Prior to this, developers were forced to upload censored versions of their releases to Steam and offer uncensored patches through a separate website – usually their own. However, Steam banned users from providing instructions on how to access a given game’s uncensored patch around 2017.
While some titles have fared well under this new system, such as adult sci-fi RPG Subverse, which reached the top of Steam’s Top Seller list when it entered early access in early 2021, other titles have had worse luck even when abiding by Valve’s rules.
Despite being modified for all ages, Bokuten – Why I Became an Angel was removed from Steam in July 2020, only for it to return soon after as the initial removal was confirmed to have been done for “false, invalid reasons.”
In February 2021, Steam rejected Evincle 2, a dark adult visul novel which features “”artistic representations of nudity, sexual intercourse, fantasy violence and non-consensual sex,” and depictions of characters being administered “fictional drugs / medicines.”

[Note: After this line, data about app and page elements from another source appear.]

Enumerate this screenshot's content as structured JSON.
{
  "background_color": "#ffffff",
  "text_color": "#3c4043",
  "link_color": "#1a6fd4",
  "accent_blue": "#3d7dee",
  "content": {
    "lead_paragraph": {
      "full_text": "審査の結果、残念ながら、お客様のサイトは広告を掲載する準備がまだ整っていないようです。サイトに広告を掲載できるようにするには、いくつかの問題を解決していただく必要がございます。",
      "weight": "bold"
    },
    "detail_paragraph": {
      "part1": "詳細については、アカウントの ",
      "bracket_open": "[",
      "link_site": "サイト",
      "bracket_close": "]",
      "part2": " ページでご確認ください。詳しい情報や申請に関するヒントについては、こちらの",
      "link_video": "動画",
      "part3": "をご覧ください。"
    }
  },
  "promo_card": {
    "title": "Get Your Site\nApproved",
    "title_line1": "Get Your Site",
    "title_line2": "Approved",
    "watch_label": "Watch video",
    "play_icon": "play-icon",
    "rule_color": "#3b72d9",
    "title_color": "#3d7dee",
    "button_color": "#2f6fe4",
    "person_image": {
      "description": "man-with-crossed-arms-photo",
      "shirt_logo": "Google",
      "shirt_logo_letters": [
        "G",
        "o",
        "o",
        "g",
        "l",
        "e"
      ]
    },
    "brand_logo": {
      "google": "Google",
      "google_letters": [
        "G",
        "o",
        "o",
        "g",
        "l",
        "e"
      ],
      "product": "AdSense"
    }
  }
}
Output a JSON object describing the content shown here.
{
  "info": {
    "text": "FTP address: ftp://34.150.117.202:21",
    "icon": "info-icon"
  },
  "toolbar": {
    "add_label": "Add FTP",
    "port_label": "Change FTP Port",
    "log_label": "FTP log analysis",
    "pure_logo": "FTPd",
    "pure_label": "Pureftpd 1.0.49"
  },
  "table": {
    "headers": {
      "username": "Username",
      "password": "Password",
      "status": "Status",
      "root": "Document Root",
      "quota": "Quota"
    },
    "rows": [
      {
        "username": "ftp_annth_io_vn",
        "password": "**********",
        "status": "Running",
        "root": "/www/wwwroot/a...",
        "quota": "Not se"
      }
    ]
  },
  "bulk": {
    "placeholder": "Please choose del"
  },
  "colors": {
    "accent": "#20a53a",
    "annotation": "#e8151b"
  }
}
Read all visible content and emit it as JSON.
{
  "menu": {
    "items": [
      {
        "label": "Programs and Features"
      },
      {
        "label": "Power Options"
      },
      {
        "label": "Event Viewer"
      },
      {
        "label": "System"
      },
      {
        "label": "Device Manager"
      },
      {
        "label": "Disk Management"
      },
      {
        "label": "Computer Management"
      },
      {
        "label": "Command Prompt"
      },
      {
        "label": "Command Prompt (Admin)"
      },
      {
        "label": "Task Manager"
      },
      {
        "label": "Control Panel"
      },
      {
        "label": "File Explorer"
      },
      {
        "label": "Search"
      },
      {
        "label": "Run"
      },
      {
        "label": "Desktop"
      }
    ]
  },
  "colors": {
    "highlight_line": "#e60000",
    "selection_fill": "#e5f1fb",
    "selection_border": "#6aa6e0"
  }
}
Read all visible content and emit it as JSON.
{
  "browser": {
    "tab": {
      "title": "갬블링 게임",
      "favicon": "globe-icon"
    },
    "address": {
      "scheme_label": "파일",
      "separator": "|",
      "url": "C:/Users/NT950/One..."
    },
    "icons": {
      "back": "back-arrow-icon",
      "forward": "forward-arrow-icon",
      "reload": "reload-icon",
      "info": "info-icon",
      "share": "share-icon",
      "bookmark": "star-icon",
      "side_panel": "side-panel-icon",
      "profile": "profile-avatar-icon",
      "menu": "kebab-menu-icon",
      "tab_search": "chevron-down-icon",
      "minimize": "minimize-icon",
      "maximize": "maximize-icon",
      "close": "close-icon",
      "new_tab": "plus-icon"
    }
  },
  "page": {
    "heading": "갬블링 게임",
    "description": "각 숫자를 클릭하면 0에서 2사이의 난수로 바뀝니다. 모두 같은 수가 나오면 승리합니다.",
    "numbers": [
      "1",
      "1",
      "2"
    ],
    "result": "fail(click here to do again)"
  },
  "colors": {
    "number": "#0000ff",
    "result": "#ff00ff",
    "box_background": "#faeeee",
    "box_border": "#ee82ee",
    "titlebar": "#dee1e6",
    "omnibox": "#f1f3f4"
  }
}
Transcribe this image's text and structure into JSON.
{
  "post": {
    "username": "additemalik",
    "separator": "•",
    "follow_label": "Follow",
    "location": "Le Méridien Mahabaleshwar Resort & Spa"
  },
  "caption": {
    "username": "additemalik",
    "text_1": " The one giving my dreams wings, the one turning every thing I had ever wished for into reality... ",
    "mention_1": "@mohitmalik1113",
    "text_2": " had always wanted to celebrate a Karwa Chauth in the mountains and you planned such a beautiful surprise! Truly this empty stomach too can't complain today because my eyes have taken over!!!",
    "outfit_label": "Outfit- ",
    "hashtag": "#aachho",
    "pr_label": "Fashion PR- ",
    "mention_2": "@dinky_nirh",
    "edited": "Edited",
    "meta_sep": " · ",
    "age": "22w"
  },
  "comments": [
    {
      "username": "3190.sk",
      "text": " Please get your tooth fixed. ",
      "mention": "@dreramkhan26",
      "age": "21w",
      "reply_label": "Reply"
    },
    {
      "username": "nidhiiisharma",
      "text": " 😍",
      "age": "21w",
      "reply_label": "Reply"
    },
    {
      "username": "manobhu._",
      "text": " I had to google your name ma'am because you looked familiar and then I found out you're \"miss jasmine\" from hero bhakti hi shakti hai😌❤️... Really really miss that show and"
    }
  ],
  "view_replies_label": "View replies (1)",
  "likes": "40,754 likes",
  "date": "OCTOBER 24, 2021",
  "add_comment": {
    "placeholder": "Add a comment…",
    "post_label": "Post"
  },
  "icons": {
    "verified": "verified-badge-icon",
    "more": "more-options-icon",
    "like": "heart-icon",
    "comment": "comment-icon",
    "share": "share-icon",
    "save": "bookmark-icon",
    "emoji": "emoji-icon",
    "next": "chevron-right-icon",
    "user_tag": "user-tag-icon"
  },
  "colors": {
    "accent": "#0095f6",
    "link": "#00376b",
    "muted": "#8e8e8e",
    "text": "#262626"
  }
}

Interestingly, the first Evenicle, whose mature content disclaimer warns that the game contains “fictional depictions of graphic violence, polygamy, drug use, hypnotism, assault, and incest; both consensual and non-consensual graphic sexual scenes between adults featuring men and women, women with other women, multiple partners, machines, and fictional creatures,” is still available on Steam.
Originally announced for a Steam debut in mid-August 2019, the adult VN series Taimanin Asagi series was ultimately banned from the service in early September 2019, with the the developer’s director later revealing that this was done because Valve believed one of the series’ characters to be underage.
Some fans reportedly suspeculated this was misconception was based on a character’s wearing of a school uniform rather than her physical appearance.
The series eventually made its way to steam in the form of Taimanin Asagi 1: Trial, a demo for the first game featuring its opening prolouge.
Some games that aren’t adult-only have also seen this inconsistency. While Death end re;Quest 2 launched with uncensored and somewhat revealing Glitch Mode costumes on Steam based on responses to a fan survey, the live-action video dating advice game Super Seducer 3 was banned despite featuring no nudity.
The Steam release of Mary Skelter 2 removed a minigames where players wash down female characters to “purge corruption” from them, all the while their swimsuitd turning more translucent as they gasp and moan in surprise. This minigame is present on Nintendo Switch), leading to publisher to host an uncensoring patch via their own website.
Though removed from Steam, Full Metal Daemon Muramasa is still available directly for purchase via both JAST and GOG, who “reached out” to JAST in the aftermath of their ban to strike a deal to host future Nitroplus-developed and JAST-published visual novels
Are Steam too inconsistent with their adult content rules? How should they handle games with a small number of adult scenes, but aren’t an outright adult-only game? Let us know on social media and in the comments below.